    Clearly this kind of optimization has benefits for the organization, but its limitation is that it's primarily focused on the needs of the organization: I.e. how can we optimize a process (e.g. mortgage origination) to gain value?

Digital Transformation Puts the Customer First
However, digital transformation promises to deliver even more value to the organization than digitization by rethinking core business processes from the customer’s point of view: I.e. how can we transform the process to add value to the customer (and in the process streamline operations and gain value)?

Consider, again, the mortgage origination example above. By simply digitizing the process, i.e. taking the paper-based manual process and making it (almost) fully digital from initial application (e-forms, electronic document submission) to loan close, what you've really done is to take a paper-based, document-intensive process and “lifted and shifted” it to digital, while the fundamentals of the process remain the same.

Digital transformation, in contrast, requires a customer orientation: i.e. considering what evolution of the process would add value for the customer. So in the mortgage process, instead of simply digitizing the paper associated with the current mortgage process, one digital transformation approach could be to provide a mobile home-buying app that allows customers to shop for homes more easily by sharing homes viewed with their partners and friends, allowing them to quickly determine what amount mortgage and at what terms they could be expect to be preapproved, as well as the opportunity to chat with a mortgage banker to get more details if they want.

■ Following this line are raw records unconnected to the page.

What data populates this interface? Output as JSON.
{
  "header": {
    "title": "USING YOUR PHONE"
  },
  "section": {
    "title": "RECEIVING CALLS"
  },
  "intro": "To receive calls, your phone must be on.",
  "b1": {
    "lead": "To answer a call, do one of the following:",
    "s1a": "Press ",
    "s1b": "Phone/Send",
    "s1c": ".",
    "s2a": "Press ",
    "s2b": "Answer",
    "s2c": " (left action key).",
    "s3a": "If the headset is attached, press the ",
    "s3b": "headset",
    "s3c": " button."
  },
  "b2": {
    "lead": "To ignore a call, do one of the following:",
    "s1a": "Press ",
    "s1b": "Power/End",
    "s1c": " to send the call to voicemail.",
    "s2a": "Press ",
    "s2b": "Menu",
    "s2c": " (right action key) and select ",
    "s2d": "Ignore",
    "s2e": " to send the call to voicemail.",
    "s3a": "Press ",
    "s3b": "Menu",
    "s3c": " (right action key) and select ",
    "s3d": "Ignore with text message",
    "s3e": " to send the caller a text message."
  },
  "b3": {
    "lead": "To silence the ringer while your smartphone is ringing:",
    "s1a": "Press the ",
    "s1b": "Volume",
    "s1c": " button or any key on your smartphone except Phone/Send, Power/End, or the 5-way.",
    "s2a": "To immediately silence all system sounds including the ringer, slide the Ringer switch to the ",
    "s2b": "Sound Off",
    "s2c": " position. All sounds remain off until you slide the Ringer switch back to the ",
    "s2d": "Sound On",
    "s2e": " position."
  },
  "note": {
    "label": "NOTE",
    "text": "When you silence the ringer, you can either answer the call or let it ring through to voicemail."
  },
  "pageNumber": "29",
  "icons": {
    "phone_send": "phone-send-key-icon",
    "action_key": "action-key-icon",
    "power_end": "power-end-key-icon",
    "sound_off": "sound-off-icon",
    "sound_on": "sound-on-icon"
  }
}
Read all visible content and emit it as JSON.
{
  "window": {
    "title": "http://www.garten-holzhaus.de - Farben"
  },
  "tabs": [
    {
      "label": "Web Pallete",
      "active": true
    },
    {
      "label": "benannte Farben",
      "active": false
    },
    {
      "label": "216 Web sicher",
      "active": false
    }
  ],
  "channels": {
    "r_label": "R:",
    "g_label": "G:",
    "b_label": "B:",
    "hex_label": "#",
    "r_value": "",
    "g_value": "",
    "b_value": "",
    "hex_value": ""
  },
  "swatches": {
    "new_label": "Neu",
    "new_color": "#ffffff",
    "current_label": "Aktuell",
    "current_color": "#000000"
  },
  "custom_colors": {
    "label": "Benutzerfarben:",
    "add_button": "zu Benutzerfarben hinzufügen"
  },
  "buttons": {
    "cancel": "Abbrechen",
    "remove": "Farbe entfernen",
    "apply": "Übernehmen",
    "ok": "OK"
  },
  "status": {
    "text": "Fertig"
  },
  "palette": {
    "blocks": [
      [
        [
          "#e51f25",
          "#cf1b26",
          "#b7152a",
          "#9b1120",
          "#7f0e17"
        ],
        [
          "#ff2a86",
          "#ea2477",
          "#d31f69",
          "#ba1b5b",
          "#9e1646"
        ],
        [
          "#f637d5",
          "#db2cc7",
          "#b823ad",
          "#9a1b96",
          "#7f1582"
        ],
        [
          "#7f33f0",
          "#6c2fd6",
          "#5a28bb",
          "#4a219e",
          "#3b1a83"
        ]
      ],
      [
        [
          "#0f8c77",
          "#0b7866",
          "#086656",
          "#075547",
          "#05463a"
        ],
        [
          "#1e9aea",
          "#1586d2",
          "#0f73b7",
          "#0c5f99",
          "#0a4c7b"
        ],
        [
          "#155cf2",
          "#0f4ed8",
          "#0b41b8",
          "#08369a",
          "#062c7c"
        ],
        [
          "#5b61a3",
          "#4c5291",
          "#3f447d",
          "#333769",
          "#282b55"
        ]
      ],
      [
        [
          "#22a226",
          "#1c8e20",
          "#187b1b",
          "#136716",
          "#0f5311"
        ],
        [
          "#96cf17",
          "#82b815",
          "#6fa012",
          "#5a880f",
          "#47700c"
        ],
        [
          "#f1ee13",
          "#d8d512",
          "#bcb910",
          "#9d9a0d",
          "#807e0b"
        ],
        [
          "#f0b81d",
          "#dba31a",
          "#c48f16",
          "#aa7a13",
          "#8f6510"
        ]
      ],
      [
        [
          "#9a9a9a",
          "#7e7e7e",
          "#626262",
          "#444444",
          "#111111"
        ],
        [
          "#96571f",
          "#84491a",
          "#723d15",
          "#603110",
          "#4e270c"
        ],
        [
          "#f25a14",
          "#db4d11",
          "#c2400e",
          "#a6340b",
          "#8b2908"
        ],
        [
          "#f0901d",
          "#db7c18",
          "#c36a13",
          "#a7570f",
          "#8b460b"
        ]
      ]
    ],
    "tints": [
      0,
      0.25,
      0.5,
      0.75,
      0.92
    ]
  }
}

Once they get close to the buying stage, the app would lead them to develop a more formal relationship with a mortgage banker (rate quote, product descriptions, etc.); then, if they decide to proceed, it would thread them into a mortgage origination workflow that's basically the “born digital” process described above.

The Final Word
Although digital transformation is a complex topic that doesn't have a “cut-and-paste” answer for organizations, hopefully this overview cuts through the buzz and gives you a better sense for what digital transformation is – and for what it could mean for your organization.

Rich Medina
Joe Shepley
I’m VP and Practice Lead, focusing on developing Doculabs’ InfoSec practice and its applications in a wide range of industries.